Artists like that work spontaneously with the environment in the moment, it’s what makes it more exciting than other acts that just stand in their spot. Yes, some artists can be still, and still be spellbinding, it’s very rare, though.
Anyone who sees it otherwise has an axe to grind with Moz, nothing more.
 

The.Truth.

Every.Single.Time.
:confused:

WTF? then Moz wanted to overthrow the govt???:crazy:
by waving the flag:greatbritain:
makes 0 sense.

in the USA commies dont wave the flag but want to overthrow the govt so that must mean that everybody in the USA wants to overthrow
the govt⁉️ WTF⁉️

none of this makes sense, as usual, its probably bollocks just like vex observed🧘‍♀️

:hammer:
What it means is that I don't write for you and that, intentionally or not, you always get it wrong in a way that only your fellow morons could find amusing.
 
D

Deleted member 29417

Guest
And as someone else pointed out these things didn't all happen at the same time which is why I mentioned context.

There was never a time in UK cultural history when it was taboo to "drap yourself in a Union Jack".

Morrissey is literally the only pop star ever to get in trouble for it & he held it for less than 2 minutes, threw it away, is a queer Irish Catholic & was coined off stage by National Front skinheads who were calling him a "poofy bastard" on a day the National Front was in London to attack an Irish Republican march.
 

The.Truth.

Every.Single.Time.
There was never a time in UK cultural history when it was taboo to "drap yourself in a Union Jack".

Morrissey is literally the only pop star ever to get in trouble for it & he held it for less than 2 minutes, threw it away, is a queer Irish Catholic & was coined off stage by National Front skinheads who were calling him a "poofy bastard" on a day the National Front was in London to attack an Irish Republican march.
Apparently there was.
 
D

Deleted member 29417

Guest
Apparently there was.

No there wasn't. The NME kick started a "debate" - which was mostly a piss-take. Then it became a myth with younger hacks not bothering to fact check it.

The hard left hated the Union Jack because of the British Empire. The hard left has never been popular.

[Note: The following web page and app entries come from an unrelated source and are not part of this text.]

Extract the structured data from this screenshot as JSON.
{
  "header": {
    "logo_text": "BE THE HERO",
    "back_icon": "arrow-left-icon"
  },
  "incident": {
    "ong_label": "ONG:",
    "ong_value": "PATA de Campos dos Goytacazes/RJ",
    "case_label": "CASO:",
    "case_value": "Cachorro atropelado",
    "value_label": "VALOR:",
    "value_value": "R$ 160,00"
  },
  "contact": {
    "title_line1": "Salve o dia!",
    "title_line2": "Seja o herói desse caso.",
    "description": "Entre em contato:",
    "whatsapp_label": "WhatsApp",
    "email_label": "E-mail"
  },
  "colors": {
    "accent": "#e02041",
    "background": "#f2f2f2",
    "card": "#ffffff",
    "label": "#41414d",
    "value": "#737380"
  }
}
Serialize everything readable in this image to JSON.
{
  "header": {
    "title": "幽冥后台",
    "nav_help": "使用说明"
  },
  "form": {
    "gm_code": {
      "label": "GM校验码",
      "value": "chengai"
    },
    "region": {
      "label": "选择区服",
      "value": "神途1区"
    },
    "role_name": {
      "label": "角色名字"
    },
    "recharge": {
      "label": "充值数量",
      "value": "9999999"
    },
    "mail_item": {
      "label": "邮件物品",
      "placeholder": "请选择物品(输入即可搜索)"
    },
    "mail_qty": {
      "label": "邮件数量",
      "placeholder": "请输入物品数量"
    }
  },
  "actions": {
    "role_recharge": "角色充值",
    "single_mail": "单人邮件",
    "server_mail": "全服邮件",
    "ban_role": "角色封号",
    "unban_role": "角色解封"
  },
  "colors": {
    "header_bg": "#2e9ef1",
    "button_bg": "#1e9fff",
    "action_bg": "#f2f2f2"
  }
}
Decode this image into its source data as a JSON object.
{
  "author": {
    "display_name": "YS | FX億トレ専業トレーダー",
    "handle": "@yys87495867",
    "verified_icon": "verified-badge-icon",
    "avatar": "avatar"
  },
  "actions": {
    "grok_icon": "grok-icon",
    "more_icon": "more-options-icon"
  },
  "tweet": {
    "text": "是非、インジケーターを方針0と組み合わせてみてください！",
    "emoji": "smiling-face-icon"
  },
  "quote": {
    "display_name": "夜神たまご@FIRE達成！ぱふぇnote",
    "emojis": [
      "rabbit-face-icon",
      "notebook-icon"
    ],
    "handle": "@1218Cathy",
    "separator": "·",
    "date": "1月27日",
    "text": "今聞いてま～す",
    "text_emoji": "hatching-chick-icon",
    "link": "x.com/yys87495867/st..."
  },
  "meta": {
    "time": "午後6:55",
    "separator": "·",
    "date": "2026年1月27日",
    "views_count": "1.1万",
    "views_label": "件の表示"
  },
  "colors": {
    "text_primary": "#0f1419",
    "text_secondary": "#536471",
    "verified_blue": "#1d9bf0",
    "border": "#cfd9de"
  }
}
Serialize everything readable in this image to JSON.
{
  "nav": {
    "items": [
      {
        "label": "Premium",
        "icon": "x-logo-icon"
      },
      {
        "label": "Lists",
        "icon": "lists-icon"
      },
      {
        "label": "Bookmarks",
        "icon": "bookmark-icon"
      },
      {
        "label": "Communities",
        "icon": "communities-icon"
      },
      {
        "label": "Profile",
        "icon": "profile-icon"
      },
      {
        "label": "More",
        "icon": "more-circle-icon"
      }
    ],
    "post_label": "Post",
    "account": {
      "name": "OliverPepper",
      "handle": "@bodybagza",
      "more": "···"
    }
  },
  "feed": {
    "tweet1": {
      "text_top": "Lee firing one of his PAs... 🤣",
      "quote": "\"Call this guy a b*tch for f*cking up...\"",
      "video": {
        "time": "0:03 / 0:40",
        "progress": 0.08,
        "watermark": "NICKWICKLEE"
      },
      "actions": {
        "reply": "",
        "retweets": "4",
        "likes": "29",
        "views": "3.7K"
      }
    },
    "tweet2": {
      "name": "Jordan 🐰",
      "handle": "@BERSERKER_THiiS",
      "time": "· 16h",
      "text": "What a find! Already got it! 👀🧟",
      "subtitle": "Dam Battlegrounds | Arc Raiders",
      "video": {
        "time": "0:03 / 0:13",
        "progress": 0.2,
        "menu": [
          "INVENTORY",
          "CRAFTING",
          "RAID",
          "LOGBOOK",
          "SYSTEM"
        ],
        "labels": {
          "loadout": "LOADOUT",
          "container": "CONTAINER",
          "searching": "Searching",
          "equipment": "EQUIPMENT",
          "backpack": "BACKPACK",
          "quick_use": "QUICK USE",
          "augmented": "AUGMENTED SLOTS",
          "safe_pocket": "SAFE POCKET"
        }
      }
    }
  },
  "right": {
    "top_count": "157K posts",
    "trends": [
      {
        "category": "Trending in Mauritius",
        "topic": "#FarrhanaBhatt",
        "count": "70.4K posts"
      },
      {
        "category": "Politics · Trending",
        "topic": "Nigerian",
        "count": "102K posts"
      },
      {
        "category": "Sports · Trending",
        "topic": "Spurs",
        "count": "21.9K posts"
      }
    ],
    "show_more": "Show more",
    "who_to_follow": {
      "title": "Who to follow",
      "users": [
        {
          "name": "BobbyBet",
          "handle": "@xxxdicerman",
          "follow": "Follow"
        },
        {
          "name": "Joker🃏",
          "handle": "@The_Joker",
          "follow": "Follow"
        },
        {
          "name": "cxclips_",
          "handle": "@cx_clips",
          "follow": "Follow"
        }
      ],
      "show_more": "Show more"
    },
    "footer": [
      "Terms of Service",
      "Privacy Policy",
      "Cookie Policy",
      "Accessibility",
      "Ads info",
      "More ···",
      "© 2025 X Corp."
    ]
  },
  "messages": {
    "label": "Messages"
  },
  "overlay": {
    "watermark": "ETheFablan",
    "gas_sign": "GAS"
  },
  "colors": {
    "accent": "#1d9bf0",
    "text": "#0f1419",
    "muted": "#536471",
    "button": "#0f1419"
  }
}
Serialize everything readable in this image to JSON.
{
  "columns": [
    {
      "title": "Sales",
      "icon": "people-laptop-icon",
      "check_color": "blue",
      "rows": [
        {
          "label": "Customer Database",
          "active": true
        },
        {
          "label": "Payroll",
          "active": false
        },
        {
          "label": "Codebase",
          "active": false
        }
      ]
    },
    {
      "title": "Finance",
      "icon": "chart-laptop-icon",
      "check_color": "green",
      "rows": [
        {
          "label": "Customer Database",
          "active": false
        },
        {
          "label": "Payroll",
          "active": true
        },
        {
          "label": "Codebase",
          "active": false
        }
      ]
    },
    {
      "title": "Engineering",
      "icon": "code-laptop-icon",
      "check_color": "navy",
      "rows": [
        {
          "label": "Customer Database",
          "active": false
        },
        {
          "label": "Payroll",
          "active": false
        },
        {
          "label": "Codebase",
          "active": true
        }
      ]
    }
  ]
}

Edit: There was a Union Jack outside EMI's office building & the NME got a bunch of student journalists to protest beneath it. That's how ridiculous it is.

20220318_115914.jpg
 
Last edited by a moderator:
Top Bottom